It does not take much time to make a garment if you take the sewing process alone. Depending on the complexity of the construction and the number of details, it may take about an hour to sew a linen shirt or a jumpsuit from scratch. However, the whole process until the last seam is completed is much longer. Here is how it goes. When you place your order, it gets through several people until it is completed and each person is responsible for certain procedures. First of all, we print out all the order invoices, and then the details such as the order number, size, and color are typed into a computer file to make a chronological list. Later on, this order list is used to track what clothes are already made and what is in line.
As our clothes come in different fits, we pay attention to the sizes selected and the difference in the sizing. If there is any doubt that some of the sizes may not work, our customer service girls Agnė and Raminta get in touch with you for more detail. They may also reach out in case your order needs customization. As soon as both sides agree on the details, the girls edit the electronic file and the paper invoices so all the changes are clear to whoever gets their hands on the order. It may seem that our questions are redundant or annoying, but all of them are asked just to be sure that your dream garment does not disappoint you after you’ve waited so long for it to come from so far away.
Before the actual production starts, the file containing the list of orders is converted into a more convenient form for the production team. They get a sheet with stickers, each containing the code of the design, size, color, and other necessary details. You know styles such as Mimosa dress, Ocean pants, and Harper tunic to mention but a few, but the team uses certain codes that are not public and used for in-house communication only.
Each person cutting the fabric spreads out the fabric in the color they work with, lays out the pattern on top, and, if that garment does not require customization, traces the pattern until all the pieces are cut out. For instance, if there are two Mimosa dresses in the same size and color ordered on the same day, the fabric will be double-layered so as not to cut two identical dresses separately. When the cutting is done, the details with the sticker on them are forwarded to our thorough seamstresses, who do the rest.
Yet, that is not all. The clothes are then washed, dried, ironed, packed, and registered for shipping. These tasks involve another 3 people, one of whom is Erika, a girl that usually gets in touch with you to ask for the phone number or zip code. She also makes sure that the dress that you ordered in a custom length is sent to you and not someone else.
Remember those printed invoices? They are kept in document folders until the clothes ordered are made and prepared for ironing. When it is time to pack everything, our packing girl Giedre makes sure that all the changes agreed on are made just as expected. She also inspects the garment from top to bottom to check its overall quality.
If you want your purchase to be sustainable and not wasteful, we heartily recommend placing your order only when you are certain about the color, size and whether or not you need customization.

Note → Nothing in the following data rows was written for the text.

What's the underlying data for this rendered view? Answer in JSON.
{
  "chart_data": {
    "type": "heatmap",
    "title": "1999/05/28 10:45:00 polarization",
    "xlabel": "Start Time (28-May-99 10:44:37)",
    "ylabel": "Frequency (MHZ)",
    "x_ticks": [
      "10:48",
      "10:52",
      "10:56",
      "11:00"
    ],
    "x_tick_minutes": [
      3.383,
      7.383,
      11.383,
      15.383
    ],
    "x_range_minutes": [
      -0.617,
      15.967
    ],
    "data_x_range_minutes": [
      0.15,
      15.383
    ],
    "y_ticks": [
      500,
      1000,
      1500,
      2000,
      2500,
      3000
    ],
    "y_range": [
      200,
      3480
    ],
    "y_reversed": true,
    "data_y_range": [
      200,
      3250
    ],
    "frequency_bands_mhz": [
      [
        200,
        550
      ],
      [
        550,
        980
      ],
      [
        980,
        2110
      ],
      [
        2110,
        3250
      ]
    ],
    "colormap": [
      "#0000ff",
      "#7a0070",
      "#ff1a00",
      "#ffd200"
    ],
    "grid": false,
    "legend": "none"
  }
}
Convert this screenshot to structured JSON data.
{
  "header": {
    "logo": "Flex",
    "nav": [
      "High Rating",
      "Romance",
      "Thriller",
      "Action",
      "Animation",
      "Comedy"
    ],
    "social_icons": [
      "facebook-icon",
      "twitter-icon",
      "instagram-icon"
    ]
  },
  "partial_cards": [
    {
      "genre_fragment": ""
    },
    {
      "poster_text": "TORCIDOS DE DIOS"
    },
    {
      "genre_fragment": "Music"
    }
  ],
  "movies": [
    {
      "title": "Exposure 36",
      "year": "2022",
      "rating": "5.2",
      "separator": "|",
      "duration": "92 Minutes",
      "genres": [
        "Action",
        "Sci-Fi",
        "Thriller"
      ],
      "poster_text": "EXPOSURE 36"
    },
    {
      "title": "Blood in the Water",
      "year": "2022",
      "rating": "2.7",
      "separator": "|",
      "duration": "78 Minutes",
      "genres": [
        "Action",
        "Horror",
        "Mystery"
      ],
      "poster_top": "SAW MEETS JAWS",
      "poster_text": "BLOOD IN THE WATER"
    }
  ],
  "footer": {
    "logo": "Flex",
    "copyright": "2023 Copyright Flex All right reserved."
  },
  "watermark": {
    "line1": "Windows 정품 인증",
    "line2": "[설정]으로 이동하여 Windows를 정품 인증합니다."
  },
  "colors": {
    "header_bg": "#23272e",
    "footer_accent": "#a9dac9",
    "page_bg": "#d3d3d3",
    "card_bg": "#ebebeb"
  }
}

Slow fashion is not just about ethical salaries and a healthy workplace. It is about well-thought choices and the footprint you make. In other words, plan your wardrobe carefully, and we are always here if you need some advice.